(E) Collision-avoidance systems, at this stage of development, appear to have worked better in passenger planes than in cargo planes during experimental flights made over a six-month period.
2. The town of Stavanger, Norway, was quiet and peaceful until early 1960’s, when Stavanger became Norway’s center for offshore oil exploration. Between then and now, violent crime and vandalism in Stavanger have greatly increased. Clearly, these social problems are among the results of Stavanger’s oil boom.
Which of the following, if it occurred between the early 1960’s and now, gives the strongest support to the argument above?
(A) The people of Stavanger rarely regret that their town was chosen to be Norway’s center for offshore oil exploration.
(B) Norwegian sociologists expressed grave concern about the increase in violent crime and vandalism in Stavanger.
(C) Violent crime and vandalism have remained low in Norwegian that had no oil boom.
(D) Nonviolent crime, drug addiction, and divorce in Stavanger increased approximately as much as violent crime and vandalism did.

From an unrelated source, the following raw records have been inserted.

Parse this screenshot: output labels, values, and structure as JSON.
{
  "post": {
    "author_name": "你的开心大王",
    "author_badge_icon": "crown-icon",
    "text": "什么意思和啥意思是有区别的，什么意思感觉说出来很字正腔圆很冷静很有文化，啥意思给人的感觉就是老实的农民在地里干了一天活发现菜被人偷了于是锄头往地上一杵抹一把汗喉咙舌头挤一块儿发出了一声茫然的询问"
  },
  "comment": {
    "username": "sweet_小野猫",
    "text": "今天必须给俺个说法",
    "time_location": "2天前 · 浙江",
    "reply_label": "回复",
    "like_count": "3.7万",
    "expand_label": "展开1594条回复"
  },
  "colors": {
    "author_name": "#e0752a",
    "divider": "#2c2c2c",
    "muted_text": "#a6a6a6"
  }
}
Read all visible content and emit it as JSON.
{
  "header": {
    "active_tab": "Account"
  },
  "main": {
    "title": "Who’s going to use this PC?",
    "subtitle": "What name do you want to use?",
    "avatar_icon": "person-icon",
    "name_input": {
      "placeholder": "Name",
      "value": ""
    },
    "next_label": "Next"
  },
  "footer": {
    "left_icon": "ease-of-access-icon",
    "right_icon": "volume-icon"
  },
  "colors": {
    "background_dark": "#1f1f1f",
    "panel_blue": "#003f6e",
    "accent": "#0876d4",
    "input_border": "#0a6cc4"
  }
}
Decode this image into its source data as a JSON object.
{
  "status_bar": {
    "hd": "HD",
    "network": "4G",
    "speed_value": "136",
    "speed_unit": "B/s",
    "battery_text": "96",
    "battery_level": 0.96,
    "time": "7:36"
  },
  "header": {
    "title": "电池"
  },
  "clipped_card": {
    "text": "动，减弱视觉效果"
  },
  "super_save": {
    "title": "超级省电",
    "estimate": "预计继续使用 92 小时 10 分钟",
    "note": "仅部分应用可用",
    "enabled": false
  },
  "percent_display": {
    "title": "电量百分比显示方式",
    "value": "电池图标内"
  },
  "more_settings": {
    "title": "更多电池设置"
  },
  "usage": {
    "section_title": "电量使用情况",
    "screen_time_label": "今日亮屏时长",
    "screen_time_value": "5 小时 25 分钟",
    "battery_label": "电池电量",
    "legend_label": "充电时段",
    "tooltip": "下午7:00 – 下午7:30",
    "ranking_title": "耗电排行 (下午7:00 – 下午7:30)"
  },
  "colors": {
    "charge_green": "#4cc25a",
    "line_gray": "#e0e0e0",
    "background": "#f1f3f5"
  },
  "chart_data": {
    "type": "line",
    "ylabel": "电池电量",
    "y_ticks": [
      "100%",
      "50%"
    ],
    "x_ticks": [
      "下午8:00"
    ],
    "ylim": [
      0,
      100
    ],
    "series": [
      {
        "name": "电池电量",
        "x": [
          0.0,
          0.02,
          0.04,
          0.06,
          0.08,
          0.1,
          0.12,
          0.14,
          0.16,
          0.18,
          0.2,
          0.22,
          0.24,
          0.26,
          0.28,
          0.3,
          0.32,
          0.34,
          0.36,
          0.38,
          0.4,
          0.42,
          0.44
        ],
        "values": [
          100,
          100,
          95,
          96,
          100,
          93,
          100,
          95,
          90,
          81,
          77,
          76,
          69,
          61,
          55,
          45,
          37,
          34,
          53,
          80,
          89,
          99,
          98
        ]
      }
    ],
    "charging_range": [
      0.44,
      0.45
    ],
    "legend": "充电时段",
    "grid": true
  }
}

(E) The oil boom necessitated the building of wider roads for the increased traffic in Stavanger.
3. Two decades after the Emerald River Dam was built, none of the eight fish species native to the Emerald River was still reproducing adequately in the river below the dam. Since the dam reduced the annual range of water temperature in the river below the dam from 50 degrees to 6 degrees, scientists have hypothesized that sharply rising water temperatures must be involved in signaling the native species to begin the reproductive cycle.
Which of the following statements, if true, would most strengthen the scientists’ hypothesis?
(A) The native fish species were still able to reproduce only in side streams of the river below the dam where the annual temperature range remains approximately 50 degrees.
(B) Before the dam was built, the Emerald River annually overflowed its banks, creating backwaters that were critical breeding areas for the native species of fish.
(C) The lowest recorded temperature of the Emerald River before the dam was built was 34 degrees, whereas the lowest recorded temperature of the river after the dam was built has been 43 degrees.
(D)Nonnative species of fish, introduced into the Emerald River after the dam was built, have begun competing with the declining native fish species for food and space.
(E) Five of the fish species native to the Emerald River are not native to any other river in North America.
4. In recent years many cabinetmakers have been winning acclaim as artists. But since furniture must be useful, cabinetmakers must exercise their craft with an eye to the practical utility of their product. For this reason, cabinetmaking is not art.
Which of the following is an assumption that supports drawing the conclusion above from the reason given for that conclusion?
(A) Some furniture is made to be placed in museums, where it will not be used by anyone.
(B) Some cabinetmakers are more concerned than others with the practical utility of the products they produce.
(C) Cabinetmakers should be more concerned with the practical utility of their products than they currently are.
(D) An object is not an art object if its maker pays attention to the object’s practical utility.
(E) Artists are not concerned with the monetary value of their products.